*What needs to be done:* For the entries that follow, produce an exact copy with no pictures in it.

*Given data:*
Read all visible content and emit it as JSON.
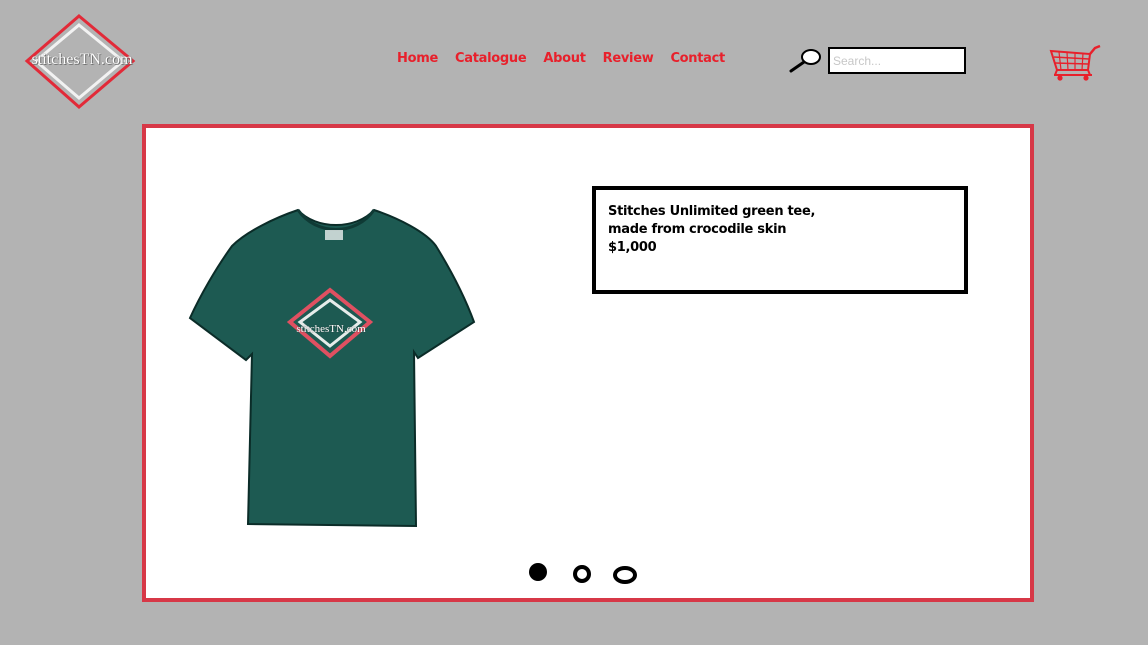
{
  "brand": {
    "logo_text": "stitchesTN.com"
  },
  "nav": {
    "items": [
      {
        "label": "Home"
      },
      {
        "label": "Catalogue"
      },
      {
        "label": "About"
      },
      {
        "label": "Review"
      },
      {
        "label": "Contact"
      }
    ]
  },
  "search": {
    "placeholder": "Search...",
    "value": "",
    "icon": "search-icon"
  },
  "cart": {
    "icon": "shopping-cart-icon"
  },
  "carousel": {
    "product": {
      "name_line1": "Stitches Unlimited green tee,",
      "name_line2": "made from crocodile skin",
      "price": "$1,000",
      "image_logo_text": "stitchesTN.com"
    },
    "slides": {
      "count": 3,
      "active_index": 0
    }
  },
  "colors": {
    "background": "#b3b3b3",
    "accent_red": "#e8202b",
    "carousel_border": "#d73847",
    "shirt_green": "#1d5a52"
  }
}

*Written solution:*
Read all visible content and emit it as JSON.
{
  "brand": {
    "logo_text": "stitchesTN.com"
  },
  "nav": {
    "items": [
      {
        "label": "Home"
      },
      {
        "label": "Catalogue"
      },
      {
        "label": "About"
      },
      {
        "label": "Review"
      },
      {
        "label": "Contact"
      }
    ]
  },
  "search": {
    "placeholder": "Search...",
    "value": "",
    "icon": "search-icon"
  },
  "cart": {
    "icon": "shopping-cart-icon"
  },
  "carousel": {
    "product": {
      "name_line1": "Stitches Unlimited green tee,",
      "name_line2": "made from crocodile skin",
      "price": "$1,000",
      "image_logo_text": "stitchesTN.com"
    },
    "slides": {
      "count": 3,
      "active_index": 0
    }
  },
  "colors": {
    "background": "#b3b3b3",
    "accent_red": "#e8202b",
    "carousel_border": "#d73847",
    "shirt_green": "#1d5a52"
  }
}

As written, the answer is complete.